The state marine patrol said a witness saw the woman swimming when she was injured. Two kayakers helped the woman reach the shore, but she was pronounced dead at the scene.
On Tuesday, a spokesperson for the Maine Department of Marine Resources identified the woman as Julie Dimperio Holowach, 63, of New York City.
A second woman swimming with the victim was not injured.
“Until further notice, swimmers and boaters are urged to exercise caution near Bailey Island and avoid swimming near school-age fish or seals,” the Marine Patrol advised.
A New England shark expert, James Sulikowski, told the Portland Press Herald that a shark may have mistaken the victim for food in what could be the “first documented death in Maine.”
According to the International Archive of Shark Attacks maintained by the Florida Museum, there has only been one previous report of an unprovoked attack in Maine waters.
“In this area of Maine and depending on how close to the shore the event occurred,” Sulikowski said, “I suppose it was a white shark. We can easily be mistaken for a seal … like a shark’s dinner.
On Facebook on Sunday, the Sulikowski Shark and Fish Conservation Laboratory posted images of a seal that appeared on a nearby beach. It appeared to have been bitten by a large target with a bite radius of about 19 inches.
According to the laboratory, marine biologists have detected great white sharks in southern Maine that have been tagged off the coast of Cape Cod.
Ocearch, a group that labels and tracks big whites, said it was determined to speed up data collection to help understand how to keep people safe.
“Ocearch is saddened to learn of the death of a woman in Maine today from what appears to be a shark bite,” he said on Twitter.

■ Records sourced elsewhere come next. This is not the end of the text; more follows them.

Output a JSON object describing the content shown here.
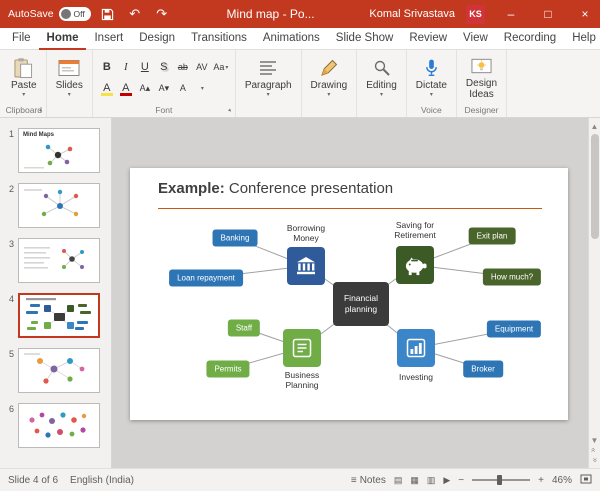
{
  "titlebar": {
    "autosave_label": "AutoSave",
    "autosave_state": "Off",
    "document_title": "Mind map  -  Po...",
    "user_name": "Komal Srivastava",
    "user_initials": "KS"
  },
  "menubar": {
    "tabs": [
      "File",
      "Home",
      "Insert",
      "Design",
      "Transitions",
      "Animations",
      "Slide Show",
      "Review",
      "View",
      "Recording",
      "Help"
    ],
    "active_tab": "Home"
  },
  "ribbon": {
    "paste_label": "Paste",
    "slides_label": "Slides",
    "paragraph_label": "Paragraph",
    "drawing_label": "Drawing",
    "editing_label": "Editing",
    "dictate_label": "Dictate",
    "design_ideas_label": "Design\nIdeas",
    "group_clipboard": "Clipboard",
    "group_font": "Font",
    "group_voice": "Voice",
    "group_designer": "Designer"
  },
  "glyphs": {
    "undo": "↶",
    "redo": "↷",
    "minimize": "–",
    "maximize": "□",
    "close": "×",
    "caret": "▾",
    "bold": "B",
    "italic": "I",
    "underline": "U",
    "shadow": "S",
    "strikethrough": "ab",
    "char_spacing": "AV",
    "change_case": "Aa",
    "highlight": "A",
    "font_color": "A",
    "size_up": "A▴",
    "size_down": "A▾",
    "clear_format": "A",
    "notes": "≡",
    "scroll_up": "▲",
    "scroll_down": "▼",
    "double_chevron": "«",
    "zoom_out": "−",
    "zoom_in": "+",
    "view_normal": "▤",
    "view_sorter": "▦",
    "view_reading": "▥",
    "view_slideshow": "▶"
  },
  "slides_panel": {
    "numbers": [
      "1",
      "2",
      "3",
      "4",
      "5",
      "6"
    ],
    "selected": "4",
    "thumb1_title": "Mind Maps"
  },
  "slide": {
    "title_lead": "Example:",
    "title_rest": " Conference presentation",
    "center": "Financial\nplanning",
    "branches": [
      {
        "label": "Borrowing\nMoney",
        "nodes": [
          "Banking",
          "Loan repayment"
        ]
      },
      {
        "label": "Saving for\nRetirement",
        "nodes": [
          "Exit plan",
          "How much?"
        ]
      },
      {
        "label": "Business\nPlanning",
        "nodes": [
          "Staff",
          "Permits"
        ]
      },
      {
        "label": "Investing",
        "nodes": [
          "Equipment",
          "Broker"
        ]
      }
    ]
  },
  "statusbar": {
    "slide_indicator": "Slide 4 of 6",
    "language": "English (India)",
    "notes_label": "Notes",
    "zoom_percent": "46%"
  },
  "colors": {
    "titlebar_red": "#C2391F",
    "accent_red": "#C2391F",
    "node_blue": "#2E75B6",
    "bank_blue": "#2F5B9B",
    "invest_blue": "#3A86C8",
    "dark_green": "#3C5A26",
    "dark_green_node": "#4A652C",
    "light_green": "#70AD47",
    "center_gray": "#3B3B3B",
    "divider_orange": "#C55A11"
  }
}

“This tragedy highlights the need to step up efforts to learn more about the sharks’ habitats and movements along the northeast coast. Ocearch has tracked white sharks to the Gulf of Maine before, but increased collaboration in key locations like Massachusetts and Maine will allow us to inform local communities in a more comprehensive way. “
White shark activity has increased in the Northeast as seal populations grow. Earlier this month, a pygmy sperm whale was spotted on a beach at Martha’s Vineyard with what appeared to be wounds caused by a large target.
Soon after, a night ranger spotted a “large, triangular fin” nearby, Sam Hart, director of trustees for Vineyard and Nantucket, told the Martha’s Vineyard Times.
“We will put up signs. We will be vigilant. Our staff is on high alert. “